Stored data section start
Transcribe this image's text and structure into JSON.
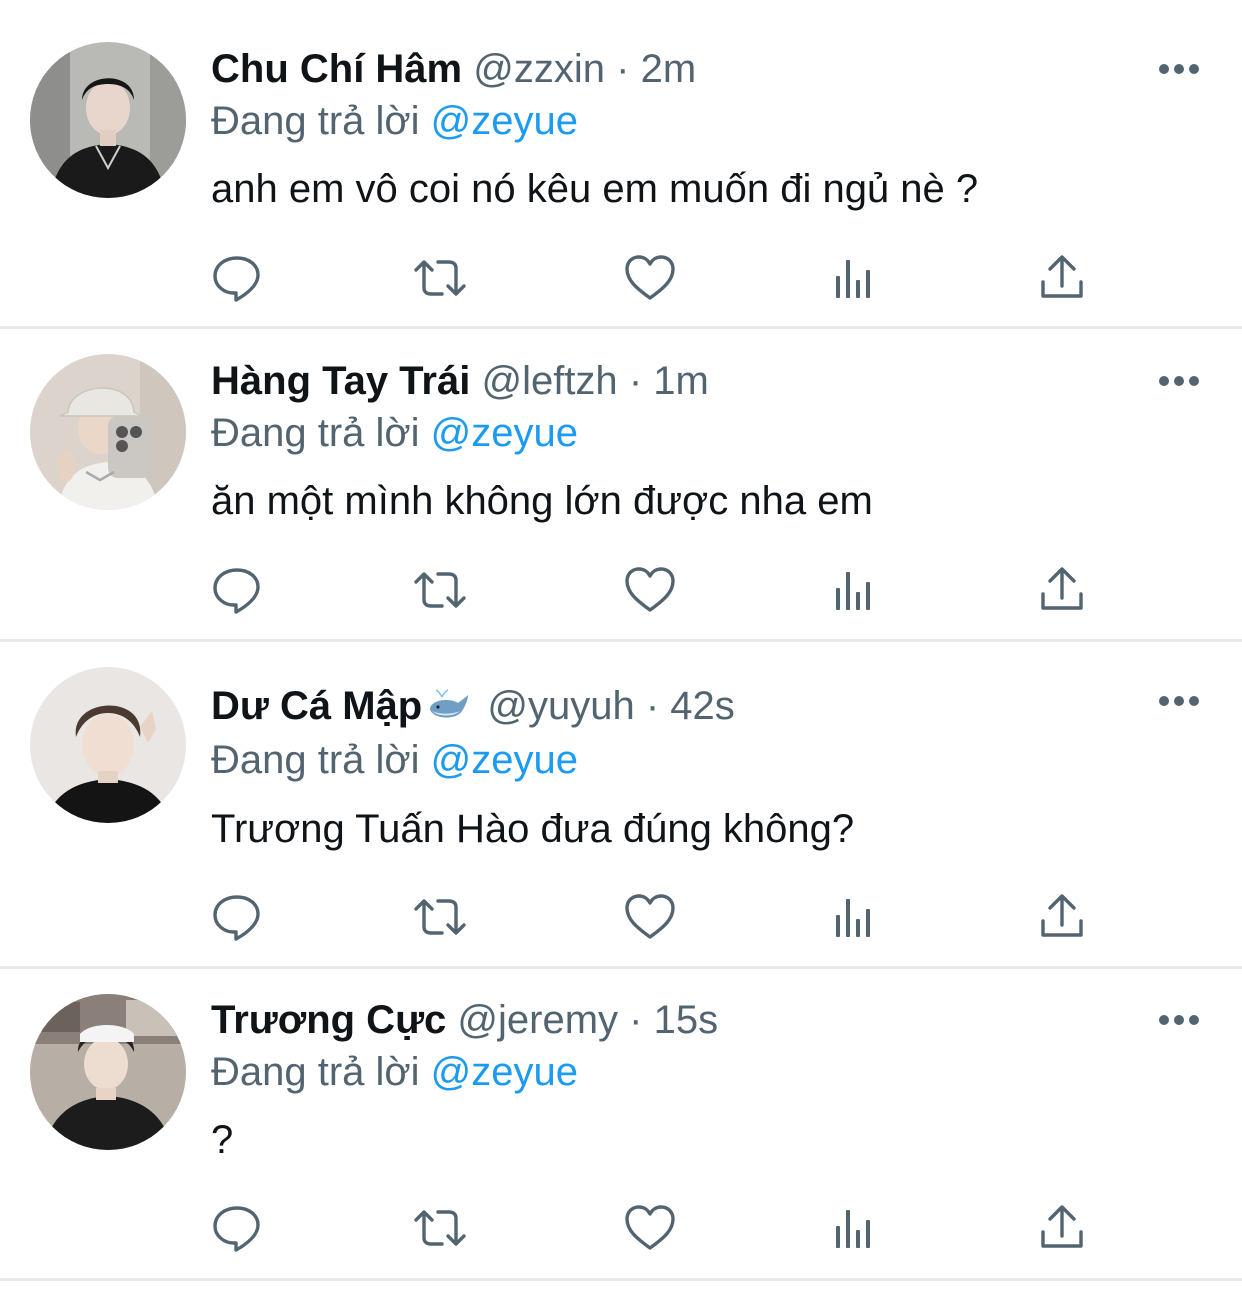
{
  "colors": {
    "text": "#0f1419",
    "secondary": "#536471",
    "mention": "#1d9bf0",
    "divider": "#e7e9eb"
  },
  "tweets": [
    {
      "name": "Chu Chí Hâm",
      "handle": "@zzxin",
      "dot": "·",
      "time": "2m",
      "reply_prefix": "Đang trả lời",
      "reply_to": "@zeyue",
      "text": "anh em vô coi nó kêu em muốn đi ngủ nè ?"
    },
    {
      "name": "Hàng Tay Trái",
      "handle": "@leftzh",
      "dot": "·",
      "time": "1m",
      "reply_prefix": "Đang trả lời",
      "reply_to": "@zeyue",
      "text": "ăn một mình không lớn được nha em"
    },
    {
      "name": "Dư Cá Mập",
      "name_emoji": "whale-icon",
      "handle": "@yuyuh",
      "dot": "·",
      "time": "42s",
      "reply_prefix": "Đang trả lời",
      "reply_to": "@zeyue",
      "text": "Trương Tuấn Hào đưa đúng không?"
    },
    {
      "name": "Trương Cực",
      "handle": "@jeremy",
      "dot": "·",
      "time": "15s",
      "reply_prefix": "Đang trả lời",
      "reply_to": "@zeyue",
      "text": "?"
    }
  ],
  "action_icons": [
    "reply-icon",
    "retweet-icon",
    "like-icon",
    "views-icon",
    "share-icon"
  ]
}
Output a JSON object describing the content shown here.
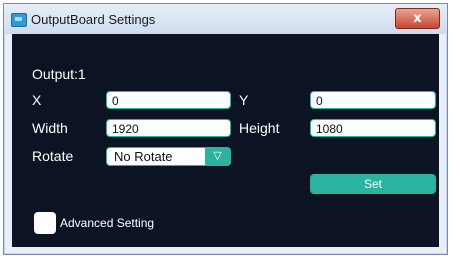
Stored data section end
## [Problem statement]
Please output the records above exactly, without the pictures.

## [Result for this exercise]
Transcribe this image's text and structure into JSON.
{
  "colors": {
    "text": "#0f1419",
    "secondary": "#536471",
    "mention": "#1d9bf0",
    "divider": "#e7e9eb"
  },
  "tweets": [
    {
      "name": "Chu Chí Hâm",
      "handle": "@zzxin",
      "dot": "·",
      "time": "2m",
      "reply_prefix": "Đang trả lời",
      "reply_to": "@zeyue",
      "text": "anh em vô coi nó kêu em muốn đi ngủ nè ?"
    },
    {
      "name": "Hàng Tay Trái",
      "handle": "@leftzh",
      "dot": "·",
      "time": "1m",
      "reply_prefix": "Đang trả lời",
      "reply_to": "@zeyue",
      "text": "ăn một mình không lớn được nha em"
    },
    {
      "name": "Dư Cá Mập",
      "name_emoji": "whale-icon",
      "handle": "@yuyuh",
      "dot": "·",
      "time": "42s",
      "reply_prefix": "Đang trả lời",
      "reply_to": "@zeyue",
      "text": "Trương Tuấn Hào đưa đúng không?"
    },
    {
      "name": "Trương Cực",
      "handle": "@jeremy",
      "dot": "·",
      "time": "15s",
      "reply_prefix": "Đang trả lời",
      "reply_to": "@zeyue",
      "text": "?"
    }
  ],
  "action_icons": [
    "reply-icon",
    "retweet-icon",
    "like-icon",
    "views-icon",
    "share-icon"
  ]
}
Output a JSON object describing the content shown here.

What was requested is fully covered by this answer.